According to Innovative Trials, a major challenge facing clinical trials is recruiting enough eligible patients to make the research viable. Clinical trials that do not recruit or retain enough participants are at risk of failing. Another challenge is the current lack of diversity among patients who do participate in research. This can make it difficult to assess how effective medical treatments are for different groups of people.
The partnership between The Christie and Innovative Trials aims to tackle both issues by raising awareness of clinical research and increasing clinical trial participation among cancer patients — particularly those from black, Asian and minority ethnic communities — who live in or around Oldham, Wigan, Wythenshawe, Preston, Macclesfield and Stoke-on-Trent.
Penny Morrison, Patient Recruitment Strategy Director for Innovative Trials, said: “Recruiting people into clinical trials has always been challenging for the pharmaceutical industry. Part of the problem is that general awareness of clinical research — why it is important and what it involves — and clinical trial opportunities is low. We also know that people from minority ethnic communities are traditionally under-represented in research. Not all patients respond to medical treatments in the same way, so this lack of diversity can limit opportunities to ensure medical treatments work for all groups.
“We are delighted to be working alongside The Christie, one of the UK’s leading cancer centres, to help them tackle this issue. It is an exciting step towards changing the landscape for clinical trial participation, making them easier to access for more diverse population groups and increasing participation overall.”

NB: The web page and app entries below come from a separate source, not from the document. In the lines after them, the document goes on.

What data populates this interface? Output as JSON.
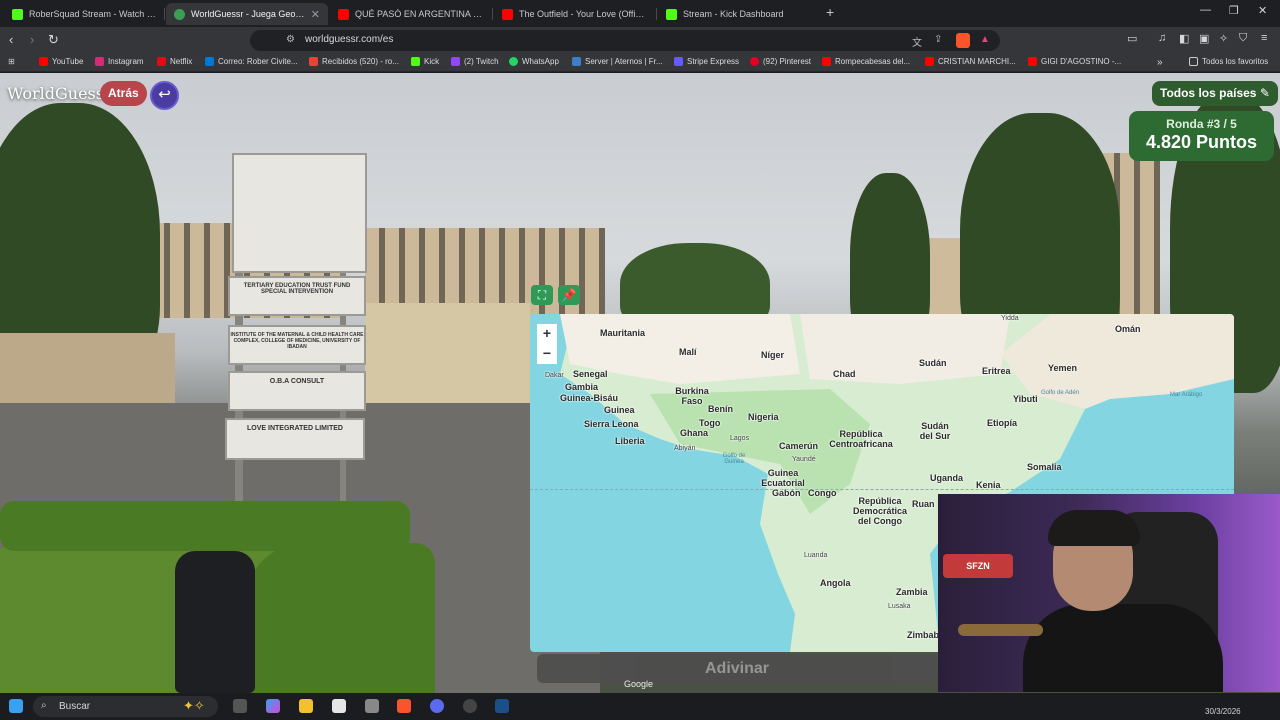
{
  "browser": {
    "tabs": [
      {
        "title": "RoberSquad Stream - Watch Live",
        "active": false,
        "icon": "kick-icon",
        "color": "#53fc18"
      },
      {
        "title": "WorldGuessr - Juega GeoGuessr",
        "active": true,
        "icon": "globe-icon",
        "color": "#3a9e54"
      },
      {
        "title": "QUÉ PASÓ EN ARGENTINA EN FEBR",
        "active": false,
        "icon": "youtube-icon",
        "color": "#ff0000"
      },
      {
        "title": "The Outfield - Your Love (Official",
        "active": false,
        "icon": "youtube-icon",
        "color": "#ff0000"
      },
      {
        "title": "Stream - Kick Dashboard",
        "active": false,
        "icon": "kick-icon",
        "color": "#53fc18"
      }
    ],
    "url": "worldguessr.com/es",
    "bookmarks": [
      {
        "label": "YouTube",
        "color": "#ff0000"
      },
      {
        "label": "Instagram",
        "color": "#d62976"
      },
      {
        "label": "Netflix",
        "color": "#e50914"
      },
      {
        "label": "Correo: Rober Civite...",
        "color": "#0078d4"
      },
      {
        "label": "Recibidos (520) - ro...",
        "color": "#ea4335"
      },
      {
        "label": "Kick",
        "color": "#53fc18"
      },
      {
        "label": "(2) Twitch",
        "color": "#9146ff"
      },
      {
        "label": "WhatsApp",
        "color": "#25d366"
      },
      {
        "label": "Server | Aternos | Fr...",
        "color": "#3d7ec9"
      },
      {
        "label": "Stripe Express",
        "color": "#635bff"
      },
      {
        "label": "(92) Pinterest",
        "color": "#e60023"
      },
      {
        "label": "Rompecabesas del...",
        "color": "#ff0000"
      },
      {
        "label": "CRISTIAN MARCHI...",
        "color": "#ff0000"
      },
      {
        "label": "GIGI D'AGOSTINO -...",
        "color": "#ff0000"
      }
    ],
    "all_bookmarks_label": "Todos los favoritos"
  },
  "game": {
    "logo": "WorldGuessr",
    "back_label": "Atrás",
    "countries_label": "Todos los países",
    "round_label": "Ronda #3 / 5",
    "points_label": "4.820 Puntos",
    "guess_label": "Adivinar",
    "map_attribution": "Google"
  },
  "street_signs": [
    "TERTIARY EDUCATION TRUST FUND SPECIAL INTERVENTION",
    "INSTITUTE OF THE MATERNAL & CHILD HEALTH CARE COMPLEX, COLLEGE OF MEDICINE, UNIVERSITY OF IBADAN",
    "O.B.A CONSULT",
    "LOVE INTEGRATED LIMITED"
  ],
  "map_labels": {
    "countries": [
      "Mauritania",
      "Malí",
      "Níger",
      "Chad",
      "Sudán",
      "Eritrea",
      "Yemen",
      "Omán",
      "Senegal",
      "Gambia",
      "Guinea-Bisáu",
      "Burkina Faso",
      "Benín",
      "Nigeria",
      "Yibuti",
      "Guinea",
      "Sierra Leona",
      "Togo",
      "Ghana",
      "Liberia",
      "Camerún",
      "República Centroafricana",
      "Sudán del Sur",
      "Etiopía",
      "Somalia",
      "Guinea Ecuatorial",
      "Gabón",
      "Congo",
      "Uganda",
      "Kenia",
      "República Democrática del Congo",
      "Ruan",
      "Angola",
      "Zambia",
      "Zimbab"
    ],
    "cities": [
      "Yidda",
      "Dakar",
      "Lagos",
      "Abiyán",
      "Yaundé",
      "Luanda",
      "Lusaka"
    ],
    "seas": [
      "Golfo de Adén",
      "Mar Arábigo",
      "Golfo de Guinea"
    ]
  },
  "taskbar": {
    "search_label": "Buscar",
    "date_label": "30/3/2026"
  },
  "webcam": {
    "mic_label": "SFZN"
  }
}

Innovative Trials will use its expertise to interact with local communities and healthcare professionals to identify and engage with appropriate patients. The company will create bespoke and culturally appropriate materials designed to educate prospective clinical trial participants to ensure they are fully informed, and work with the clinical research delivery teams to make sure they are able to keep patients engaged for the duration of their trial.

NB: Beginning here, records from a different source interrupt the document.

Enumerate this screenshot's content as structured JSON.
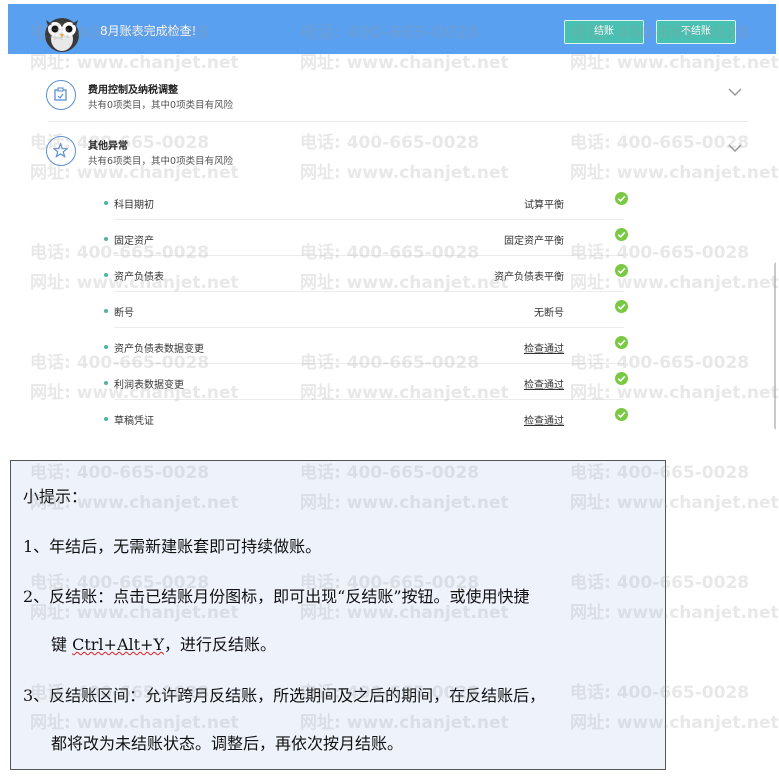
{
  "header": {
    "title": "8月账表完成检查!",
    "close_btn": "结账",
    "noclose_btn": "不结账"
  },
  "sections": [
    {
      "title": "费用控制及纳税调整",
      "subtitle": "共有0项类目，其中0项类目有风险",
      "icon": "clipboard-icon"
    },
    {
      "title": "其他异常",
      "subtitle": "共有6项类目，其中0项类目有风险",
      "icon": "star-icon"
    }
  ],
  "checks": [
    {
      "name": "科目期初",
      "status": "试算平衡",
      "link": false
    },
    {
      "name": "固定资产",
      "status": "固定资产平衡",
      "link": false
    },
    {
      "name": "资产负债表",
      "status": "资产负债表平衡",
      "link": false
    },
    {
      "name": "断号",
      "status": "无断号",
      "link": false
    },
    {
      "name": "资产负债表数据变更",
      "status": "检查通过",
      "link": true
    },
    {
      "name": "利润表数据变更",
      "status": "检查通过",
      "link": true
    },
    {
      "name": "草稿凭证",
      "status": "检查通过",
      "link": true
    }
  ],
  "tips": {
    "heading": "小提示：",
    "p1": "1、年结后，无需新建账套即可持续做账。",
    "p2a": "2、反结账：点击已结账月份图标，即可出现“反结账”按钮。或使用快捷",
    "p2b_pre": "键 ",
    "p2b_key": "Ctrl+Alt+Y",
    "p2b_post": "，进行反结账。",
    "p3a": "3、反结账区间：允许跨月反结账，所选期间及之后的期间，在反结账后，",
    "p3b": "都将改为未结账状态。调整后，再依次按月结账。"
  },
  "watermark": {
    "phone": "电话: 400-665-0028",
    "site": "网址: www.chanjet.net"
  },
  "colors": {
    "header": "#5aa0f0",
    "button": "#49c1b2",
    "check": "#7ac943",
    "tips_bg": "#eef2fb"
  }
}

As well as benefiting from clinical research much faster, they will be able to access these treatments in local Christie cancer centres rather than travelling to The Christie’s main site in Manchester. By partnering with NHS Trusts and working as a network to increase access to clinical trials across the UK, The Christie is looking to transform healthcare approaches.
Professor Andrew Wardley, Consultant Medical Oncologist at The Christie and project lead for this initiative, said: “We’re looking forward to working with Innovative Trials to give thousands of cancer patients the opportunity to access new therapies and new combinations of therapies to help them increase their chance of survival.
“It’s important that we’re able to offer our patients the best treatment and care, and a big part of this is access to clinical trials and the new treatments being developed. However, one of the challenges we face is making sure patients and their clinicians know what opportunities are available — fewer than 50 percent of cancer patients recall having clinical trials discussed with them following their diagnosis. We hope this initiative with Innovative Trials will help to reduce such variation between providers so that more patients can benefit from new treatments at the earliest opportunity.”
This initiative to increase opportunities for patients to participate in and benefit from clinical research forms part of Innovative Trials’ drive in its 10th anniversary year to raise public awareness of clinical research and make clinical trials more accessible to more people. It also supports NHS England’s Five Year Forward View of accelerating health innovation and new ways of delivering care.
The Christie’s overall outreach project to provide more localised care is in collaboration with the National Institute of Health Research (NIHR), Clinical Research Network (CRN) Greater Manchester.